In 2016, CELT visited with professor of mathematics Elgin Johnston and senior lecturer of mathematics Heather Bolles as they were using the Team-Based Learning (TBL) teaching approach in their MATH 166: Calculus II course. The course is held in an active learning classroom (213 MacKay Hall). View the Demonstration of the Team-Based Learning (TBL) teaching approach in Math 166: Calculus II YouTube video.

Math faculty examine numbers to improve student learning (Inside Iowa State)

Below is an excerpt from a March 23, 2017 Inside Iowa State article by Paula Van Brocklin that describes Johnston’s and Bolle’s successes. The full Inside Iowa State web article is available at Math faculty examine numbers to improve student learning,

On to calculus

Over the past few years, professor of mathematics Elgin Johnston and senior lecturer of mathematics Heather Bolles have transformed their calculus sections for greater student success using team-based learning (TBL).
What is TBL?

TBL is a form of active and small-group learning that can be implemented in a large classroom. It requires students to do assignments before class in order to inspire more engaging classroom discussions. During class, students work on significant team projects, applying calculus concepts. With support from a Howard Hughes Medical Institute grant, Johnston and Bolles, with input from faculty in science and engineering, have spent years developing and refining their TBL materials.

Johnston and Bolles assign their students readings, videos and a quiz prior to class. When class convenes, students work in their assigned groups of five to seven individuals, and take the quiz again.

“They almost always do better after the team quiz,” Johnston said.

Greater student success

Bolles said one of the positive outcomes of TBL is that more students physically come to class.

“We’ve had significantly higher attendance rates,” Bolles said. “We had rates as low as 60 percent before the TBL implementation, and now we’re at 85 to 90 percent.”

Johnston attributes the increased participation to students feeling accountable to their teams.

“Some teams get very close by the end of the semester,” he said.

Like McNicholl, Johnston and Bolles measure students’ calculus knowledge at the beginning and end of the semester. What they’ve found is that the students in TBL sections score higher than students in non-TBL classes. In addition, TBL students earn higher scores, on average, on the departmental midterm and final exams.

“TBL lets students be actively engaged in the classroom, and their learning is better for it,” Johnston said.

Team-Based Learning at Iowa State

Iowa State has an active and vibrant group of faculty and graduate students involved in team-based learning. Each semester, CELT offers a team-based learning workshop to help teachers implement this flipped classroom method. CELT also supports an ongoing faculty learning community. After completing the TBL workshop, participants are invited to join the Team-Based Learning Community for additional support from others who are also using TBL in their courses.

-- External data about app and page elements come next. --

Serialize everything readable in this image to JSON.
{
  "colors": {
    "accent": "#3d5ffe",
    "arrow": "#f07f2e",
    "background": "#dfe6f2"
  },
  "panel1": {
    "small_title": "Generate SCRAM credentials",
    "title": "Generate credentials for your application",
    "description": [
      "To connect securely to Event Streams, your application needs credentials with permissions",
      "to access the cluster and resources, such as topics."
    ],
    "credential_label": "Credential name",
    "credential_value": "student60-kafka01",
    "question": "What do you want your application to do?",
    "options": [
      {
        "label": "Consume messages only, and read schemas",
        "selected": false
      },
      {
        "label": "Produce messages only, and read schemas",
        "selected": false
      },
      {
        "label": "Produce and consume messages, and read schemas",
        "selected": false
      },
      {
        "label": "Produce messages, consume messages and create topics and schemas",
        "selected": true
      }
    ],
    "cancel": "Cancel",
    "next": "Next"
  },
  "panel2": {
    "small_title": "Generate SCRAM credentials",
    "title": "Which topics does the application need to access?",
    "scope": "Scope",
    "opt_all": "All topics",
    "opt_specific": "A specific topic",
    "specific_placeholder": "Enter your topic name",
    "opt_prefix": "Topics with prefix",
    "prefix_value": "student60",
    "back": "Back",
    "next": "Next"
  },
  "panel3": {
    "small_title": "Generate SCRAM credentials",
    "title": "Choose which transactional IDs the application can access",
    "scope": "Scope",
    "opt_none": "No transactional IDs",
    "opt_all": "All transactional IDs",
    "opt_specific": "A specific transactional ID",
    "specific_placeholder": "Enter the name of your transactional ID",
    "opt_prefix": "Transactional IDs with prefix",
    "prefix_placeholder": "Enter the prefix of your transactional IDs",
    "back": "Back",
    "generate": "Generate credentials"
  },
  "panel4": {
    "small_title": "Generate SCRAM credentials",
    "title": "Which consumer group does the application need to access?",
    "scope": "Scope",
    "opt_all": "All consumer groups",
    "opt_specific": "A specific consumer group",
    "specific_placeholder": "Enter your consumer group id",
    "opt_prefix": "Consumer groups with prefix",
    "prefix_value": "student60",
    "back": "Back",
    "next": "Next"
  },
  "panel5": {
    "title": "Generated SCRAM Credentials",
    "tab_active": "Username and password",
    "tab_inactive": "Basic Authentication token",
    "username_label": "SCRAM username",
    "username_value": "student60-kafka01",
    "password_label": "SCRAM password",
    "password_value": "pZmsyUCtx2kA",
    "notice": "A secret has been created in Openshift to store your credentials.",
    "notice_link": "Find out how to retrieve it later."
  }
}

To learn how you can get involved with TBL, visit CELT’s Team-Based Learning website.